- _WORK REQUEST_
Report all lines from the entries below in which "панели" appears.

*** DATA SHOWN Section Begins ***

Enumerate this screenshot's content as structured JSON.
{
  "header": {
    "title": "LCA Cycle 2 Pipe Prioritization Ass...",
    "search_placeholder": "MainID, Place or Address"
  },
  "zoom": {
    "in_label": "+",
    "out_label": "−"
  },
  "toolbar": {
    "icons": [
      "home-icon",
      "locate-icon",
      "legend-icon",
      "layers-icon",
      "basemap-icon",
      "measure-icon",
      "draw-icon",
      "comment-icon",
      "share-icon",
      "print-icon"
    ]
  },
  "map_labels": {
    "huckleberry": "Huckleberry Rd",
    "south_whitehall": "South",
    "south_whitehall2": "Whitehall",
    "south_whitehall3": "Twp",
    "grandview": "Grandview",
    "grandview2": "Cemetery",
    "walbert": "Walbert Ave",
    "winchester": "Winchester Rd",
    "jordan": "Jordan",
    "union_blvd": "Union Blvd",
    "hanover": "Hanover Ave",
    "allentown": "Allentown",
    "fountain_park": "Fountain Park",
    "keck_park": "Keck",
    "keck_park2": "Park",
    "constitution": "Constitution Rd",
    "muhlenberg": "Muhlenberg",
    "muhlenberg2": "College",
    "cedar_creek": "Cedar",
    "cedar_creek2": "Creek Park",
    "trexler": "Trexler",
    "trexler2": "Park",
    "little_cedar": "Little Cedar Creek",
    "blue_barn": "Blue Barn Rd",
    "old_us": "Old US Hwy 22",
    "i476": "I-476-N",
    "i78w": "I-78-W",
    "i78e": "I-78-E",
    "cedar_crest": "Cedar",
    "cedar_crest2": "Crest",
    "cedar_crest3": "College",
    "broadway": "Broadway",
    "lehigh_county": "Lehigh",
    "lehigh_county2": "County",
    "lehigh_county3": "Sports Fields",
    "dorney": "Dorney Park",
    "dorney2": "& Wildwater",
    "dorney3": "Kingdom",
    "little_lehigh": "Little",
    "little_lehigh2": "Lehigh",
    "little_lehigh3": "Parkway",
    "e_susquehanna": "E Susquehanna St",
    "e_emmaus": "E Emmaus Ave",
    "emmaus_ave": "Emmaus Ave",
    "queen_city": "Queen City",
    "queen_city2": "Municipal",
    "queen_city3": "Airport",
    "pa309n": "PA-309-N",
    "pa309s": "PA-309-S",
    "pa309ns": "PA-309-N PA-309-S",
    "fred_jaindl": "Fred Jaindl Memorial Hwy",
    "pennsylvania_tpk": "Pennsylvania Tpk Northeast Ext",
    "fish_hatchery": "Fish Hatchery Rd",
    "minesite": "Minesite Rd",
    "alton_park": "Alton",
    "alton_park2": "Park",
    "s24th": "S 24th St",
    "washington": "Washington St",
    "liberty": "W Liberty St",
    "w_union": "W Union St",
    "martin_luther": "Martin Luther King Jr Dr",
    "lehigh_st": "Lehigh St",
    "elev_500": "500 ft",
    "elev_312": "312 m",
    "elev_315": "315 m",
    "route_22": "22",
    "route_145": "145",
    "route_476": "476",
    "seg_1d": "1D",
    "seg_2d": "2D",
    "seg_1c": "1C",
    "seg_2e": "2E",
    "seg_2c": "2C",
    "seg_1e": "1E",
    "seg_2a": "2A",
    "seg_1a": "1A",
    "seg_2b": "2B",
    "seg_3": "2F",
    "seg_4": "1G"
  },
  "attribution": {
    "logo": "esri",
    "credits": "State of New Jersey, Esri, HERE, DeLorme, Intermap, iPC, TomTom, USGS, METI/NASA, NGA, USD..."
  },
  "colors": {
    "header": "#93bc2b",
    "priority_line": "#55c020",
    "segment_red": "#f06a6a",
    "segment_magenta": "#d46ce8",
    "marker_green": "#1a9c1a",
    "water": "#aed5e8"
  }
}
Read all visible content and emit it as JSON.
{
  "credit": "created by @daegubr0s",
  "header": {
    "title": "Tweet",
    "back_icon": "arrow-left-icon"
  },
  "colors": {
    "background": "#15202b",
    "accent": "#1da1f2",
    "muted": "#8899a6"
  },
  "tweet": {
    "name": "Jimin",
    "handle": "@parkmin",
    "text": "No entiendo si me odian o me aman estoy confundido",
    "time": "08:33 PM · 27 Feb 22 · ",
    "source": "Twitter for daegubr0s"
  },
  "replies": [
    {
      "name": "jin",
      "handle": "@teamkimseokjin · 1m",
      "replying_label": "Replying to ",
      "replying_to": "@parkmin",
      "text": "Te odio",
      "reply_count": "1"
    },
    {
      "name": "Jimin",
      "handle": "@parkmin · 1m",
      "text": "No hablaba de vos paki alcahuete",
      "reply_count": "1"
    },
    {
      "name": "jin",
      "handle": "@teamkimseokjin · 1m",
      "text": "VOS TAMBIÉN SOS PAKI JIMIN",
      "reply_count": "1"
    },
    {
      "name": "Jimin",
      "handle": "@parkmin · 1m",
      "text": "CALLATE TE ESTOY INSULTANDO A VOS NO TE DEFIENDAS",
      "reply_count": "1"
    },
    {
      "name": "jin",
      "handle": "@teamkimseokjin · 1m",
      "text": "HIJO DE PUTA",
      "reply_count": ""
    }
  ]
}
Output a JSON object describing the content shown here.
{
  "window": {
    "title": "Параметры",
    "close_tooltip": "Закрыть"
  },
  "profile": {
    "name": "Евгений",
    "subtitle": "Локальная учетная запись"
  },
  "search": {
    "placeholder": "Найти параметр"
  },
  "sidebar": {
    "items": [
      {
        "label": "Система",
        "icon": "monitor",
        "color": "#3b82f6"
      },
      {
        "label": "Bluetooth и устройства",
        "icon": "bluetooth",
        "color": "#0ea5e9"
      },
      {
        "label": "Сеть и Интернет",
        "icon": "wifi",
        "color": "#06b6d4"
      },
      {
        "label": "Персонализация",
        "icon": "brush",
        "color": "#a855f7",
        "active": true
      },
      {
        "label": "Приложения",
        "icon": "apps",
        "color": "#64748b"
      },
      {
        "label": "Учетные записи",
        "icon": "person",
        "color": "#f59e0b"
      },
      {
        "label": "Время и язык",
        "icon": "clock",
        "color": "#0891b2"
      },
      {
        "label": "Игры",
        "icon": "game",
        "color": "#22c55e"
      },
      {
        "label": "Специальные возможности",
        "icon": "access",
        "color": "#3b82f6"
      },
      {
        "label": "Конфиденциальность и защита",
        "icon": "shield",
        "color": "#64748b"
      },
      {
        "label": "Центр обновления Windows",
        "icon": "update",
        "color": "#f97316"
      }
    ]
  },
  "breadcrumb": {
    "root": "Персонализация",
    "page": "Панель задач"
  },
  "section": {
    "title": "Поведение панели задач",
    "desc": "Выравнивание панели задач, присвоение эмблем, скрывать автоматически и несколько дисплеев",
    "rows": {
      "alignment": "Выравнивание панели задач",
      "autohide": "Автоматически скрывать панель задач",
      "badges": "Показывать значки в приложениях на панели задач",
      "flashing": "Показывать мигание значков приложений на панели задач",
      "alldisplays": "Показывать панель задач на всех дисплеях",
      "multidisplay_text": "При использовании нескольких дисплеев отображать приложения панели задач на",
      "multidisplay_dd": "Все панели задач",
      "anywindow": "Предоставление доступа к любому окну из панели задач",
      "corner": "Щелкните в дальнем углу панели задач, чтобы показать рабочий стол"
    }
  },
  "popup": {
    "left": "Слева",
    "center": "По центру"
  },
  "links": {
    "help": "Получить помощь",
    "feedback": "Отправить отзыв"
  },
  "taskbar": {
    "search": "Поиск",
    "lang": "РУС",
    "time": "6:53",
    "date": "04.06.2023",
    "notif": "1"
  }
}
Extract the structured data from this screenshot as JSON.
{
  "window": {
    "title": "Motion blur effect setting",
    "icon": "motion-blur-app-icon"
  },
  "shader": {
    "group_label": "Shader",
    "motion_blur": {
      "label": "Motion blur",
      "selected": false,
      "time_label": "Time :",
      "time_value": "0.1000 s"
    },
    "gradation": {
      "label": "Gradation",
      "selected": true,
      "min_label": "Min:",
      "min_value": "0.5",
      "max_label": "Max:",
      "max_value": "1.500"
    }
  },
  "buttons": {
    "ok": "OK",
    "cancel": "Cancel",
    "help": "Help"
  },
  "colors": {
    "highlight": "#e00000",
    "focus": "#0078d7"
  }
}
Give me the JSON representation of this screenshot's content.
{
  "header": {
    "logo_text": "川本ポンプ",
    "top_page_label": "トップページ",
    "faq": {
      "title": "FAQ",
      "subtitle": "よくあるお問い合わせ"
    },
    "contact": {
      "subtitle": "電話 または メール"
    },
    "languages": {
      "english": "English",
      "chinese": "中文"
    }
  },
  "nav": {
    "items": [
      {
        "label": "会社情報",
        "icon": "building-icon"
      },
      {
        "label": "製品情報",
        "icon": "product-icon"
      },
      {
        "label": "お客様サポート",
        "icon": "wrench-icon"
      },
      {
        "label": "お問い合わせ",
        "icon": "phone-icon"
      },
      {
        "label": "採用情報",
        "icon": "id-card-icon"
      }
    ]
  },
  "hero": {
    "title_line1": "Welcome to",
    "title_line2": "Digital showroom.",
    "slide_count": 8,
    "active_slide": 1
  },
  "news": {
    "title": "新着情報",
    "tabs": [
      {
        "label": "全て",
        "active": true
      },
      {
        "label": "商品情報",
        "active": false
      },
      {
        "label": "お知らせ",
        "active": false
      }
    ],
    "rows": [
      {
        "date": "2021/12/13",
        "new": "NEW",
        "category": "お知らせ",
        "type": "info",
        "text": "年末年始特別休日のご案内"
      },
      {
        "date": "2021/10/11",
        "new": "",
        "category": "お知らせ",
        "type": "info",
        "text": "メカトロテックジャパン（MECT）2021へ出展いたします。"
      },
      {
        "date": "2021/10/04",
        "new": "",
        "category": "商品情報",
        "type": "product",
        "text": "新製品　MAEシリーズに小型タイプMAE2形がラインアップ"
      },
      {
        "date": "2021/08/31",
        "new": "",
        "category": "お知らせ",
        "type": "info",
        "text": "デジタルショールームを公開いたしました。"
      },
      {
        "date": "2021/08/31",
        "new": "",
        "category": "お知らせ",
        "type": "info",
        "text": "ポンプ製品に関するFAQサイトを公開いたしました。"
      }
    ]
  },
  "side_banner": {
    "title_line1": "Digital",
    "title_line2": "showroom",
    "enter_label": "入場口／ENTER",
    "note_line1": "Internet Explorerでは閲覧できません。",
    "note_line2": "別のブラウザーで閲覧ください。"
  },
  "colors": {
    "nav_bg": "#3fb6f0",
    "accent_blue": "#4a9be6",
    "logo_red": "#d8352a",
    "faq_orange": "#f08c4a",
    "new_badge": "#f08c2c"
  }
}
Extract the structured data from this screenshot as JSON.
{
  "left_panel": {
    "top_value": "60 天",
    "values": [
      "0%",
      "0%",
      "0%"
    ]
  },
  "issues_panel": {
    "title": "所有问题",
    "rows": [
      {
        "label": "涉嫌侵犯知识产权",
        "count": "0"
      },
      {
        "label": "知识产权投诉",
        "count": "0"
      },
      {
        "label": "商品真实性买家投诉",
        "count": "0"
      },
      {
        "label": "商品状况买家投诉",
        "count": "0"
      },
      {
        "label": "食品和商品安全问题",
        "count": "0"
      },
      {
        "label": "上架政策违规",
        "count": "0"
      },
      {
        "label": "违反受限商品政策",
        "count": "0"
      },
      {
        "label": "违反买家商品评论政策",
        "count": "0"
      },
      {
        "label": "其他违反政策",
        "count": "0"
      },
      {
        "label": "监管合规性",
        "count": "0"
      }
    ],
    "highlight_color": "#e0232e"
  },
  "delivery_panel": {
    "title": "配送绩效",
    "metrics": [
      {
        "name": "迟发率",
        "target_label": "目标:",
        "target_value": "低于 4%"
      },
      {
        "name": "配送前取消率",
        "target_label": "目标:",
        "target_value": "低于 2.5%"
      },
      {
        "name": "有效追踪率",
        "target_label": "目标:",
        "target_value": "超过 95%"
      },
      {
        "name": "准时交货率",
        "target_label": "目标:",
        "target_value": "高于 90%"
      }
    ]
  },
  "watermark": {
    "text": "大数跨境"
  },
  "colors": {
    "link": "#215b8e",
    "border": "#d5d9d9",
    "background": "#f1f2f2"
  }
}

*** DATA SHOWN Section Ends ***

- _ANSWER TO THIS TASK_
    "title": "Поведение панели задач",
    "desc": "Выравнивание панели задач, присвоение эмблем, скрывать автоматически и несколько дисплеев",
      "alignment": "Выравнивание панели задач",
      "badges": "Показывать значки в приложениях на панели задач",
      "flashing": "Показывать мигание значков приложений на панели задач",
      "multidisplay_text": "При использовании нескольких дисплеев отображать приложения панели задач на",
      "multidisplay_dd": "Все панели задач",
      "anywindow": "Предоставление доступа к любому окну из панели задач",
      "corner": "Щелкните в дальнем углу панели задач, чтобы показать рабочий стол"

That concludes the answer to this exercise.